Dillon turned to face her. "I wanted you to move in with me when you came to New York, Emily. You're the one who didn't want to commit to that." As Emily tried to compose herself, he moved across the room and bridged their distance. With a trembling hand, he stroked her cheek. "I love you. This is our next step, baby. Please tell me if this has something to do with what your father did to your family. I would never do that to you, Emily. I swear to God I wouldn't."

Now Emily's vision tunneled back to a memory nearly twenty years old. As much as she denied having any recollection of the man…she did. One in particular: The morning he walked out of the house and her life for good.
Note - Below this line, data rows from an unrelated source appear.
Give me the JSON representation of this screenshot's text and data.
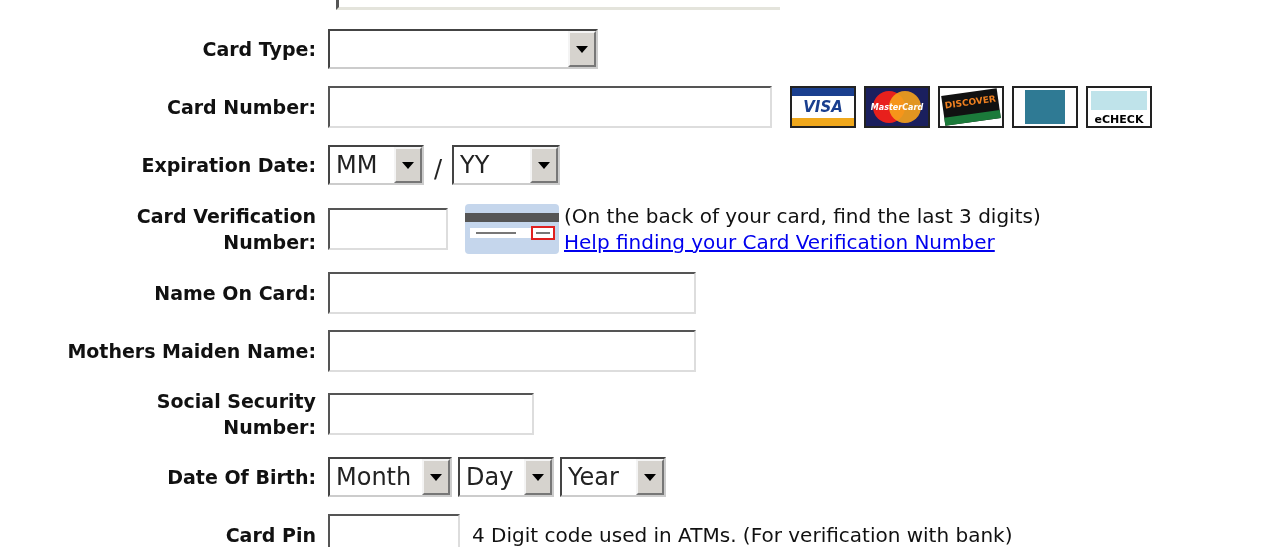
{
  "rows": [
    {
      "kind": "card_type",
      "label": "Card Type:"
    },
    {
      "kind": "card_number",
      "label": "Card Number:",
      "logos": [
        {
          "kind": "visa",
          "label": "VISA"
        },
        {
          "kind": "mastercard",
          "label": "MasterCard"
        },
        {
          "kind": "discover",
          "label": "DISCOVER"
        },
        {
          "kind": "amex"
        },
        {
          "kind": "echeck",
          "label": "eCHECK"
        }
      ]
    },
    {
      "kind": "expiry",
      "label": "Expiration Date:",
      "selects": [
        {
          "value": "MM"
        },
        {
          "value": "YY"
        }
      ],
      "separator": "/"
    },
    {
      "kind": "cvv",
      "label": "Card Verification Number:",
      "note": "(On the back of your card, find the last 3 digits)",
      "link": "Help finding your Card Verification Number"
    },
    {
      "kind": "name",
      "label": "Name On Card:"
    },
    {
      "kind": "name",
      "label": "Mothers Maiden Name:"
    },
    {
      "kind": "ssn",
      "label": "Social Security Number:"
    },
    {
      "kind": "dob",
      "label": "Date Of Birth:",
      "selects": [
        {
          "value": "Month"
        },
        {
          "value": "Day"
        },
        {
          "value": "Year"
        }
      ]
    },
    {
      "kind": "pin",
      "label": "Card Pin",
      "note": "4 Digit code used in ATMs. (For verification with bank)"
    }
  ]
}
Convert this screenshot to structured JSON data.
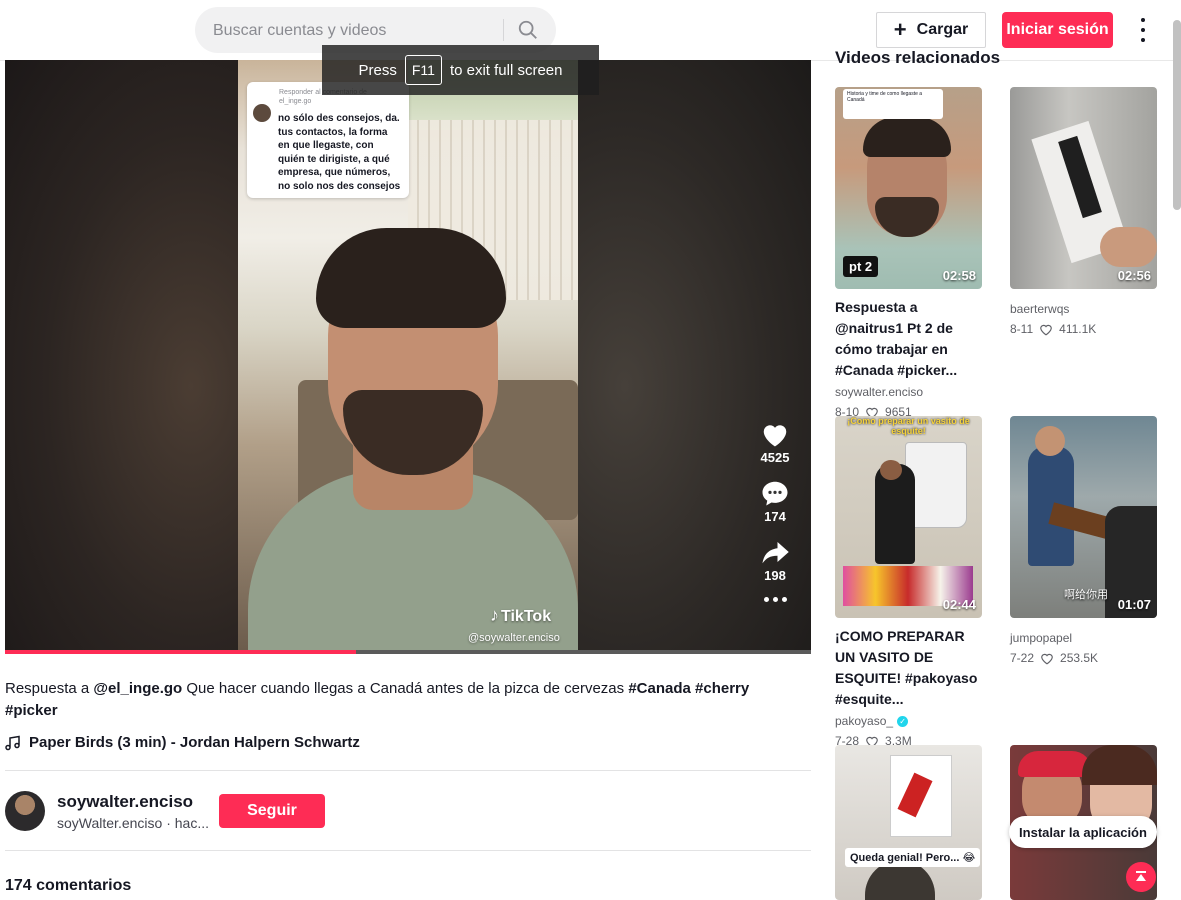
{
  "search": {
    "placeholder": "Buscar cuentas y videos"
  },
  "header": {
    "upload_label": "Cargar",
    "login_label": "Iniciar sesión"
  },
  "fullscreen_hint": {
    "press": "Press",
    "key": "F11",
    "rest": "to exit full screen"
  },
  "video": {
    "reply_header": "Responder al comentario de el_inge.go",
    "reply_text": "no sólo des consejos, da. tus contactos, la forma en que llegaste, con quién te dirigiste, a qué empresa, que números, no solo nos des consejos",
    "watermark": "TikTok",
    "handle": "@soywalter.enciso",
    "likes": "4525",
    "comments": "174",
    "shares": "198",
    "progress": 0.435
  },
  "description": {
    "prefix": "Respuesta a ",
    "mention": "@el_inge.go",
    "text": " Que hacer cuando llegas a Canadá antes de la pizca de cervezas ",
    "tags": [
      "#Canada",
      "#cherry",
      "#picker"
    ]
  },
  "music": "Paper Birds (3 min) - Jordan Halpern Schwartz",
  "author": {
    "name": "soywalter.enciso",
    "sub": "soyWalter.enciso · hac...",
    "follow_label": "Seguir"
  },
  "comments_count": "174 comentarios",
  "related": {
    "title": "Videos relacionados",
    "items": [
      {
        "title": "Respuesta a @naitrus1 Pt 2 de cómo trabajar en #Canada #picker...",
        "author": "soywalter.enciso",
        "date": "8-10",
        "likes": "9651",
        "duration": "02:58",
        "badge": "pt 2",
        "overlay": "Historia y time de como llegaste a Canadá"
      },
      {
        "title": "",
        "author": "baerterwqs",
        "date": "8-11",
        "likes": "411.1K",
        "duration": "02:56"
      },
      {
        "title": "¡COMO PREPARAR UN VASITO DE ESQUITE! #pakoyaso #esquite...",
        "author": "pakoyaso_",
        "date": "7-28",
        "likes": "3.3M",
        "duration": "02:44",
        "overlay": "¡Como preparar un vasito de esquite!"
      },
      {
        "title": "",
        "author": "jumpopapel",
        "date": "7-22",
        "likes": "253.5K",
        "duration": "01:07",
        "overlay": "啊给你用"
      },
      {
        "caption": "Queda genial! Pero... 😂"
      },
      {
        "caption": ""
      }
    ]
  },
  "install_label": "Instalar la aplicación"
}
Flashes of her confused five-year-old face looking up to a tall figure – whom even at that young age, Emily knew she loved to pieces – cascaded her mind. Her tiny arms gripping his leg in an attempt to make him stay invaded her thoughts like an unwelcomed guest. Though she tried – and Lord knows she tried – she couldn't hold on tight enough. He was too strong for her little body to manage. She could still hear the torturous sound of her mother and sister's cries as he drunkenly cursed each of them with words her fragile ears shouldn't have heard.

Clinging to a teddy bear, Emily followed behind, crying out for him, as he stumbled to the front door. It was a sunny day – that's another thing she remembered. The sun shone upon him, silhouetting his body like the angel she believed him to be, as he walked away and got into his car. She recalled thinking he would come back. He wouldn't though. No matter how many times she sat with pretend tea out among her dolls, awaiting his arrival, he never showed up. That's all she did – waited for someone who would never return. Gone. Vanished like a ghost. The sickening memory brought a fresh set of tears to her already soaked eyes.
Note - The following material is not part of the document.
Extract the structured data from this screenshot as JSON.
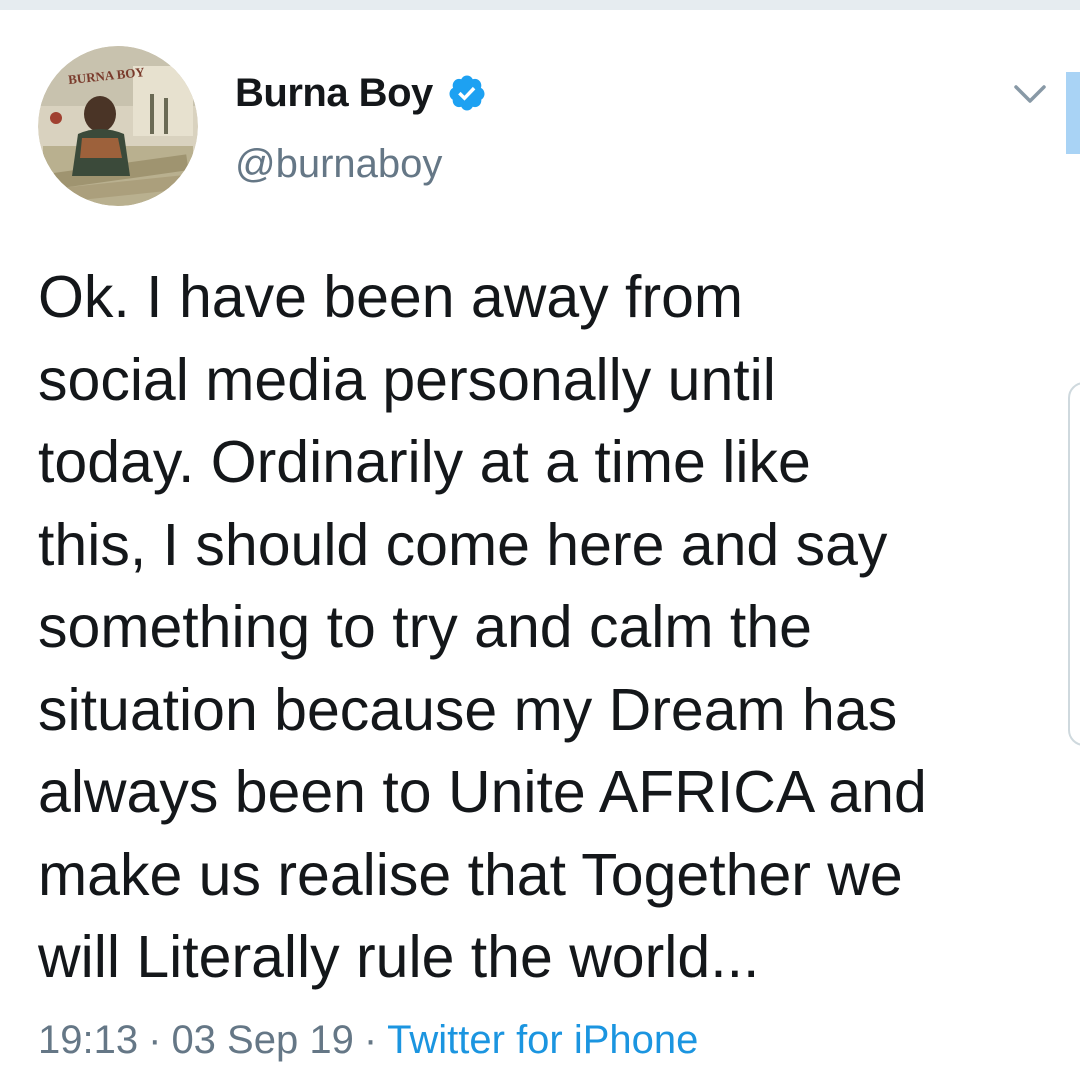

However, those disturbed memories had nothing to do with her reasoning for not wanting to rush into marriage. She was scared. Actually, terrified was more like it. She needed to live with Dillon first before making any decision. At least right now, that's the way she felt. Looking back, maybe she should have moved in with him from the beginning, but she couldn't change the past. Nevertheless, today it came knocking on her door in many wicked forms. Though she wouldn't allow her guilt for what she had engaged in last night to cloud her into accepting Dillon's proposal, surely, it had her questioning her moral judgment – drunk or not.

"It doesn't have anything to do with my father," she whispered, staring up into his brown eyes. "I just need a few days to think this through."
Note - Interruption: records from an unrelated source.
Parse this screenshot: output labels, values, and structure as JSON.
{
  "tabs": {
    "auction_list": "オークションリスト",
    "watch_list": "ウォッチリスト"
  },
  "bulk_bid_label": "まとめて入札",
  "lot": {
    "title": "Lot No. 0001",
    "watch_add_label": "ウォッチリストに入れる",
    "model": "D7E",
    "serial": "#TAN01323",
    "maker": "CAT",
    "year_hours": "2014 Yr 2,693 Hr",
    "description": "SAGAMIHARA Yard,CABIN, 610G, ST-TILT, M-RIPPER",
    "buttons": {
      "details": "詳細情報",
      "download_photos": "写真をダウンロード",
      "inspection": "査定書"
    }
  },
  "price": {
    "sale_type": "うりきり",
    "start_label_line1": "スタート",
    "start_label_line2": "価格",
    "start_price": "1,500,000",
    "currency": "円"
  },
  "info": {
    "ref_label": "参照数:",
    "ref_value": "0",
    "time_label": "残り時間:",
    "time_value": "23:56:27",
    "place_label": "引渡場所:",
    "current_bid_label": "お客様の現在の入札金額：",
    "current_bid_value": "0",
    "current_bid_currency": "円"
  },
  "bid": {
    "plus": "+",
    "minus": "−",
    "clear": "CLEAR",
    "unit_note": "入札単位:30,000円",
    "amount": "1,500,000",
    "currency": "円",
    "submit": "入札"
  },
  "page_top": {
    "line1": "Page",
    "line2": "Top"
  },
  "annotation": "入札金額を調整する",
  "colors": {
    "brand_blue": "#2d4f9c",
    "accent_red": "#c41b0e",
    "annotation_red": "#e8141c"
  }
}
Pressing his lips into a hard line, Dillon nodded tightly. "Alright, I'll give you the time you need."

"Are you mad at me?" she asked, more tears spilling down her cheeks.

He shook his head and gently wiped the tears from her face. "I'm not mad at you, Emily. Shocked and confused, yes, but not mad."

Dillon pulled her into his arms and kissed the top of her head, her body shaking against his as she sobbed a little more. She didn't want to face his parents – particularly his mother – nor did she want to walk back through the restaurant. The embarrassment of it all was simply too overwhelming for her. Somehow feeling her anxiety, Dillon handed her a ticket for the valet and walked her to an exit on the side of the building.

Stepping out into a small alley, she reluctantly turned back to face him. Holding her gaze, Dillon hesitated a moment before heading back into the restaurant to retrieve her purse. His eyes held a sadness that Emily knew she had caused, and his once confident shoulders hung low. The man she had come to know as a self-assured soul lost something on this particular Sunday afternoon in late August. Her heart sank further than she could've ever imagined. The pain-stricken look in his eyes would forever be embedded in her memory. As he closed the door behind him, Emily's palms felt slick with sweat, her eyes rimmed pink from crying, and her body ached with a deep sadness of its own.

A few days…I just need a few days, and then I'll let him know…